** Brief **
Give back all of the data, word for word.

Data provided section start

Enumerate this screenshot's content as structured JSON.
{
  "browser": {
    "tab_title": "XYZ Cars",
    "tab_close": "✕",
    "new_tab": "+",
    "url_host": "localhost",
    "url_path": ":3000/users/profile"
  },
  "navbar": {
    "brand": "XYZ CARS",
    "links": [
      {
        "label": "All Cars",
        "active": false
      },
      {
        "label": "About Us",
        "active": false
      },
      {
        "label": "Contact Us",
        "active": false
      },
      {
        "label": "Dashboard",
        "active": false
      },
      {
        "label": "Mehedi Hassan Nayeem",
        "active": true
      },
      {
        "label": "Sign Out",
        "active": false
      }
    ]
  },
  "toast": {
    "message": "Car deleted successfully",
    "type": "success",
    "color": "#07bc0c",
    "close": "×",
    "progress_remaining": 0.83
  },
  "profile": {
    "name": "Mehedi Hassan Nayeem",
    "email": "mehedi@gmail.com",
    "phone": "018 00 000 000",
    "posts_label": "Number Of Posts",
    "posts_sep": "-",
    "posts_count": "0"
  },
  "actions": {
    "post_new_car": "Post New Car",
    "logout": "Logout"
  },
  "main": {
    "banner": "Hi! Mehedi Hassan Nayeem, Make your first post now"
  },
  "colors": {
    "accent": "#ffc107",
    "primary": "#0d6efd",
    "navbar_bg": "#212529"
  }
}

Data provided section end

** Result for this task **
Enumerate this screenshot's content as structured JSON.
{
  "browser": {
    "tab_title": "XYZ Cars",
    "tab_close": "✕",
    "new_tab": "+",
    "url_host": "localhost",
    "url_path": ":3000/users/profile"
  },
  "navbar": {
    "brand": "XYZ CARS",
    "links": [
      {
        "label": "All Cars",
        "active": false
      },
      {
        "label": "About Us",
        "active": false
      },
      {
        "label": "Contact Us",
        "active": false
      },
      {
        "label": "Dashboard",
        "active": false
      },
      {
        "label": "Mehedi Hassan Nayeem",
        "active": true
      },
      {
        "label": "Sign Out",
        "active": false
      }
    ]
  },
  "toast": {
    "message": "Car deleted successfully",
    "type": "success",
    "color": "#07bc0c",
    "close": "×",
    "progress_remaining": 0.83
  },
  "profile": {
    "name": "Mehedi Hassan Nayeem",
    "email": "mehedi@gmail.com",
    "phone": "018 00 000 000",
    "posts_label": "Number Of Posts",
    "posts_sep": "-",
    "posts_count": "0"
  },
  "actions": {
    "post_new_car": "Post New Car",
    "logout": "Logout"
  },
  "main": {
    "banner": "Hi! Mehedi Hassan Nayeem, Make your first post now"
  },
  "colors": {
    "accent": "#ffc107",
    "primary": "#0d6efd",
    "navbar_bg": "#212529"
  }
}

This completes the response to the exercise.